Cyberspace has regrettably provided a sinister platform for perpetrators to inflict family violence, bullying, and harassment on their victims. In particular, cyberspace has been used by offenders to impose mechanisms of control and/or revenge on spouses or former spouses through the dissemination of intimate and private sexual imagery without their consent. This conduct has been commonly termed, "revenge porn". "Sexting" is the transmission of those types of images using a technological device, such as a mobile phone or computer.
Some State governments have responded to the rising online crisis, with Victoria and South Australia having passed legislation to criminalise the dissemination of intimate, sexual images without the consent of the victim.
At a State level, in late 2014, the Summary Offences Act 1966 (Vic) was amended to insert two new provisions which criminalised the distribution of an intimate image and the threat of doing so. The maximum penalty for distributing an intimate image is two years imprisonment, and the threat of such distribution carries a maximum one year imprisonment term. If the victim is under 18 years of age, and the perpetrator is older than this age, then such conduct is illegal even if the victim consented to its distribution. In this instance, the perpetrator may also be prosecuted for child pornography offences.
However, given that cyberspace extends well beyond State frontiers, it is clear that these laws must also keep pace with the unlimited geographical span of the web to ensure that there is proper protection of victims, and accountability of offenders, on Australian shores — no matter where in Australia such conduct occurs.
Recently, the Federal Government has responded to these calls for a national, uniform approach to tackling the issue of "revenge porn". Following a Senate Inquiry in February 2016 which recommended that "revenge porn" be criminalised at a federal level, the Federal Government has, in May 2017, invited public proposals in relation to the development of appropriate penalties for perpetrators and host websites.
This move coincides with the passage of the Criminal Code Amendment (Protecting Minors Online) Bill 2017 which passed both houses of Federal Parliament in June 2017. The Bill, which amends the Commonwealth's Criminal Code Act 1995, makes it an offence for an adult to use a 'carriage service' to "prepare or plan to cause harm to, procure, or engage in sexual activity with, a person under the age of 16 (a child)".1 A carriage service encompasses the use of cyberspace.
The Explanatory Memorandum confirms that such 'preparation' or 'planning' can involve an adult misleading a child about their age. Under the new law, law enforcement agencies can intervene to protect children from online perpetrators before any sexual activity or other harm occurs.
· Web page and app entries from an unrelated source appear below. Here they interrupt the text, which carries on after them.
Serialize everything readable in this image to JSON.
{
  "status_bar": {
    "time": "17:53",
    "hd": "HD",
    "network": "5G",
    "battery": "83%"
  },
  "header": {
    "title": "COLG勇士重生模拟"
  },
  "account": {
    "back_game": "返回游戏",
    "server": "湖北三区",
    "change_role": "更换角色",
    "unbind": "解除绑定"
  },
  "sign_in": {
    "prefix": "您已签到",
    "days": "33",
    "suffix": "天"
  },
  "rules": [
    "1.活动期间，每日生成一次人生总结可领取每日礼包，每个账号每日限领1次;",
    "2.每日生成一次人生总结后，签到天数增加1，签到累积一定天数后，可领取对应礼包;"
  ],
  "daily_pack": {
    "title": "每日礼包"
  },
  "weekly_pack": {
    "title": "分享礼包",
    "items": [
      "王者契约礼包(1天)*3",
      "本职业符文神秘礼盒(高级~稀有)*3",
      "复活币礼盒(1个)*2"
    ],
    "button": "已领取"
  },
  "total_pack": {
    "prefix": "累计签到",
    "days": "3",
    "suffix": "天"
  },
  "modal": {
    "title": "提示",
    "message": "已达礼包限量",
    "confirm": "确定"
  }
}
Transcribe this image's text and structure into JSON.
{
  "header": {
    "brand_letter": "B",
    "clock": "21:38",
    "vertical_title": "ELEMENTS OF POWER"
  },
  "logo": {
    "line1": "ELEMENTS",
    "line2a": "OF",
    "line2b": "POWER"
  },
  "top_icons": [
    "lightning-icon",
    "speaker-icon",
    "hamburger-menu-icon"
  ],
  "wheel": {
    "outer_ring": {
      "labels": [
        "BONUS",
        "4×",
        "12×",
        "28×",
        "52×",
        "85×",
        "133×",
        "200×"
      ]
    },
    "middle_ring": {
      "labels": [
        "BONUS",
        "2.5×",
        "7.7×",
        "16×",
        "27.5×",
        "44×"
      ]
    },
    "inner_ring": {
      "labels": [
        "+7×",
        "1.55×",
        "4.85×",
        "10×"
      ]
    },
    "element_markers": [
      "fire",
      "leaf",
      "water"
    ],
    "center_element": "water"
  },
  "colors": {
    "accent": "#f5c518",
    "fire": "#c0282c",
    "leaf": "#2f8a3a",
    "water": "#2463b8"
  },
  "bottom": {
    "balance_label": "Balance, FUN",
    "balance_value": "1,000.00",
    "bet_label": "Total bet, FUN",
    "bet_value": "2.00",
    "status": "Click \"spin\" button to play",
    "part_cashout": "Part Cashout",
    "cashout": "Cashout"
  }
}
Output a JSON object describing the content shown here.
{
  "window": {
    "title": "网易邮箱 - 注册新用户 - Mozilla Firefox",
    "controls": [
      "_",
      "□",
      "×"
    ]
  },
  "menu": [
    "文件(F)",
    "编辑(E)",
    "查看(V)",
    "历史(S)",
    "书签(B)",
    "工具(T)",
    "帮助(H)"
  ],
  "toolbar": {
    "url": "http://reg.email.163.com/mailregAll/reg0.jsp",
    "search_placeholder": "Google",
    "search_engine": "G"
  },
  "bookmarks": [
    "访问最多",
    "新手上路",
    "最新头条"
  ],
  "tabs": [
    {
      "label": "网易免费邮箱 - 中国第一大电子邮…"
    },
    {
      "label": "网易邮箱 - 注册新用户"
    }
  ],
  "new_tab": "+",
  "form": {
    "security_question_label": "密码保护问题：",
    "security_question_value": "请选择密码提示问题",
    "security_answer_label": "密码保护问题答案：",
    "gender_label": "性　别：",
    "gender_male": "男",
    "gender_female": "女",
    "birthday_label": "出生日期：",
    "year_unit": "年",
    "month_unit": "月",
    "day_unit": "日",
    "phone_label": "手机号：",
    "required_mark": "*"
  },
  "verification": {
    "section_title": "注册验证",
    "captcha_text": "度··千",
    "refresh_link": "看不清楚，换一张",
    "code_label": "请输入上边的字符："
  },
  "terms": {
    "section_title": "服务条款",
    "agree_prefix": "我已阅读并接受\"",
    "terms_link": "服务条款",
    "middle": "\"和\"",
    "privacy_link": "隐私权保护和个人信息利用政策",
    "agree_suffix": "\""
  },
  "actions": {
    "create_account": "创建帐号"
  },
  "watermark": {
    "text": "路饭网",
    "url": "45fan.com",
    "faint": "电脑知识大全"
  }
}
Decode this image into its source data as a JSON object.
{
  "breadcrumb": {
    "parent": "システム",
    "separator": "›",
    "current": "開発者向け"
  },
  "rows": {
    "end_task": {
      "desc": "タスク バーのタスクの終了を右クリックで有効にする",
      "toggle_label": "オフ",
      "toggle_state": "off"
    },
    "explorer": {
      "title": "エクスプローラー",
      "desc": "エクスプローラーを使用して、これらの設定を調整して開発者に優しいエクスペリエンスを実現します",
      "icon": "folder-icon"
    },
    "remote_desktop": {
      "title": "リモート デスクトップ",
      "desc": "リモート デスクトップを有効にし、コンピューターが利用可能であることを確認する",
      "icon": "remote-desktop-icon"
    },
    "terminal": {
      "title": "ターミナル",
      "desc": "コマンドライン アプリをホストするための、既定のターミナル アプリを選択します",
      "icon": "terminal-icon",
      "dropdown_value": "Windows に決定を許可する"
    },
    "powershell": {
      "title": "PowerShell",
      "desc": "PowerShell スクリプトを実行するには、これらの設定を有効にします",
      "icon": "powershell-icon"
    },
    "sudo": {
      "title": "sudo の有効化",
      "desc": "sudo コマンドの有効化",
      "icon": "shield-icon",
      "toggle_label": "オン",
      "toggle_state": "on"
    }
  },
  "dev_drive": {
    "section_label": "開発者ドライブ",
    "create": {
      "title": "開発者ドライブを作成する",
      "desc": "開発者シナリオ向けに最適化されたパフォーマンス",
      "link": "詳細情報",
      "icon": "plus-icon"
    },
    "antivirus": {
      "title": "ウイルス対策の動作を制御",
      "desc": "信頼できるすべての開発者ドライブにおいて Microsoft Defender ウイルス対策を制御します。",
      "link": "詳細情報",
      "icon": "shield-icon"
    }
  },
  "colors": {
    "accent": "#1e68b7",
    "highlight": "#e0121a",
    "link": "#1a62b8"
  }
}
Such legislation is a welcome recognition of the challenges faced by children and parents in the cyber age. It is hoped that the introduction of a federal framework to combat the dissemination of intimate images without the consent of the victim can give added, uniform protection from the malevolent use of the online world.